_Problem details_
Check each line of the material. Copy those containing "time".
Top of Material to process
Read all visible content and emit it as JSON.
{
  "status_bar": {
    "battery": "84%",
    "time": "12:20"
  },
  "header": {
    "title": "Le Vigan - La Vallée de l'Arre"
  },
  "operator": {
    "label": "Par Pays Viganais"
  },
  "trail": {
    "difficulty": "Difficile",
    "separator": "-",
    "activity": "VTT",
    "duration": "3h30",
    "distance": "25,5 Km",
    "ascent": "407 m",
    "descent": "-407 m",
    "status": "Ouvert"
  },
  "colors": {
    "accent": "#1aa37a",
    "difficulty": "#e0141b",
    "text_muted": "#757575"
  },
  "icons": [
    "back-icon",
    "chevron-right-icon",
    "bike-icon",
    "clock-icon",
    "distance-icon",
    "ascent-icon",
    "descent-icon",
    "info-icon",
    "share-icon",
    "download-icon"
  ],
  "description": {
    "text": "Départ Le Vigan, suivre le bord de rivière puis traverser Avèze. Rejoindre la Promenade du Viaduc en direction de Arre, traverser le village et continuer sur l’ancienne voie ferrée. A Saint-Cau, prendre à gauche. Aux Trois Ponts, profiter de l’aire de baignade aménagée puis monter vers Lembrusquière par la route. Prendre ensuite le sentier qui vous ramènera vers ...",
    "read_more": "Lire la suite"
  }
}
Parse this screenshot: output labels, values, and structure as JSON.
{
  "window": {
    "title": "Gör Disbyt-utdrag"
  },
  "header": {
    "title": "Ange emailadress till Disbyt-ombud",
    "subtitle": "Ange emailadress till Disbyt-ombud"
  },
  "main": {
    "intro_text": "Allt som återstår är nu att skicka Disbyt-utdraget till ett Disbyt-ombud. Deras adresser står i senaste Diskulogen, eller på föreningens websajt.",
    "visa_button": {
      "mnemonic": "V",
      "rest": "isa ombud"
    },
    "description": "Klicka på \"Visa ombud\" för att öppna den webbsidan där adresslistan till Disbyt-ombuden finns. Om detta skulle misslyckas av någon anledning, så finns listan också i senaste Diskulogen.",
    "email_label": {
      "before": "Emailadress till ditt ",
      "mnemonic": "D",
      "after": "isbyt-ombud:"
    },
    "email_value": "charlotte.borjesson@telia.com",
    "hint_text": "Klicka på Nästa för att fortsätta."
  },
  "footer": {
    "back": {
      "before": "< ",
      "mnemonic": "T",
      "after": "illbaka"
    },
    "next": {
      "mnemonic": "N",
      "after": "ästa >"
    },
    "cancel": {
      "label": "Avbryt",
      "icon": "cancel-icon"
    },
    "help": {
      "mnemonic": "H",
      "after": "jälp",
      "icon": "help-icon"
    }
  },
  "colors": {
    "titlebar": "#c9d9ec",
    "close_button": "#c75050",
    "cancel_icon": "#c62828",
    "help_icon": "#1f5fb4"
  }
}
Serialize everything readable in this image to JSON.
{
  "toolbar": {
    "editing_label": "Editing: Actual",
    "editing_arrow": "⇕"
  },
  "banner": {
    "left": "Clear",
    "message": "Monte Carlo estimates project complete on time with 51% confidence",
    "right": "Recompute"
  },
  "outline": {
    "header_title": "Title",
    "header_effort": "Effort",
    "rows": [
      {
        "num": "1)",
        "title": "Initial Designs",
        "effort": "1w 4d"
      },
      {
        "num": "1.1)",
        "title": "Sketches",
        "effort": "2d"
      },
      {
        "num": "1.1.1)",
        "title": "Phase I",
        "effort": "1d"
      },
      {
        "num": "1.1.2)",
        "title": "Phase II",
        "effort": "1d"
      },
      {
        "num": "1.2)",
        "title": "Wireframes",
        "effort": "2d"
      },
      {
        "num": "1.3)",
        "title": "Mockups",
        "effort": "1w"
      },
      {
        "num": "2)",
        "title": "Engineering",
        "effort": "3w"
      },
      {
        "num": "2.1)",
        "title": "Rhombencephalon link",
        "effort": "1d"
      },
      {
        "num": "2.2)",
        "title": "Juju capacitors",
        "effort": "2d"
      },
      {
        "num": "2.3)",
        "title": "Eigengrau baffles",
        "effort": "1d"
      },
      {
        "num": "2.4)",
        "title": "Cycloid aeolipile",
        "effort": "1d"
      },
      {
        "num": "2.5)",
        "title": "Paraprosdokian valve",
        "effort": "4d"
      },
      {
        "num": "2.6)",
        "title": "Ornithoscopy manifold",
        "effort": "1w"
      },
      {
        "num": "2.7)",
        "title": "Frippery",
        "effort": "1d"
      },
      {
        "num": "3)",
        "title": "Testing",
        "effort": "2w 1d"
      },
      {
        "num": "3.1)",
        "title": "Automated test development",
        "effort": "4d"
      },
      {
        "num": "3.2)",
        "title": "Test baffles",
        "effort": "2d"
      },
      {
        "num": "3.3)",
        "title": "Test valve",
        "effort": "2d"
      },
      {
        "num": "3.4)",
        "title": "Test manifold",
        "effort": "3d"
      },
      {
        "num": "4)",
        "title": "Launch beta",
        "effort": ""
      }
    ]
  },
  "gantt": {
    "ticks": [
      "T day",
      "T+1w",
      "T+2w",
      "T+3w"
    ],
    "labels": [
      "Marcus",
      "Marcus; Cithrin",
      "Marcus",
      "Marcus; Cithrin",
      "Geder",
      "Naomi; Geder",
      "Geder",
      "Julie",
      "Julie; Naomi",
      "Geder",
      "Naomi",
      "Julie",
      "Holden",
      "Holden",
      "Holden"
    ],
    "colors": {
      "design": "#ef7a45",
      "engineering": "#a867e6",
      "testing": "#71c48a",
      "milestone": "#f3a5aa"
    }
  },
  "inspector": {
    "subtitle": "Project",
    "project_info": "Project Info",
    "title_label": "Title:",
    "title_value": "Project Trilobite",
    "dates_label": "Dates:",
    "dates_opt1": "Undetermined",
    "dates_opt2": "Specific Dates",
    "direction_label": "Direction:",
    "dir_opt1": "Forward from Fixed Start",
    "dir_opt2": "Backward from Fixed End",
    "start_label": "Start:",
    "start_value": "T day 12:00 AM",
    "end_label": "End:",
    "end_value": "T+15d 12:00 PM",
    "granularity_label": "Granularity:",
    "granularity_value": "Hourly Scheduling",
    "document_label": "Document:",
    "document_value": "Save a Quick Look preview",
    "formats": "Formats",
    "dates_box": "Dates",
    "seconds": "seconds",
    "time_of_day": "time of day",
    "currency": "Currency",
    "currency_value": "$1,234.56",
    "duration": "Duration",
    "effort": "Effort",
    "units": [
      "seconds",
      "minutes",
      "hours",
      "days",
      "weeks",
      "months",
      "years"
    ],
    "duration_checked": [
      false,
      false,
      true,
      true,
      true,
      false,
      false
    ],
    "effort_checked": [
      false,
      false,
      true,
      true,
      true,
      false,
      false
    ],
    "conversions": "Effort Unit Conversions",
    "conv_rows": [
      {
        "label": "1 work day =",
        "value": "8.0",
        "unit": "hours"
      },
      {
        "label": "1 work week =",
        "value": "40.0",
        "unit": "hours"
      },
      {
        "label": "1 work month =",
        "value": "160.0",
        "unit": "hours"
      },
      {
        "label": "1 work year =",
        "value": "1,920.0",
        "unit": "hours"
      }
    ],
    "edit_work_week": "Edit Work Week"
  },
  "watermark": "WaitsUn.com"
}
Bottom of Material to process
_Response area_
    "time": "12:20"
    "message": "Monte Carlo estimates project complete on time with 51% confidence",
    "time_of_day": "time of day",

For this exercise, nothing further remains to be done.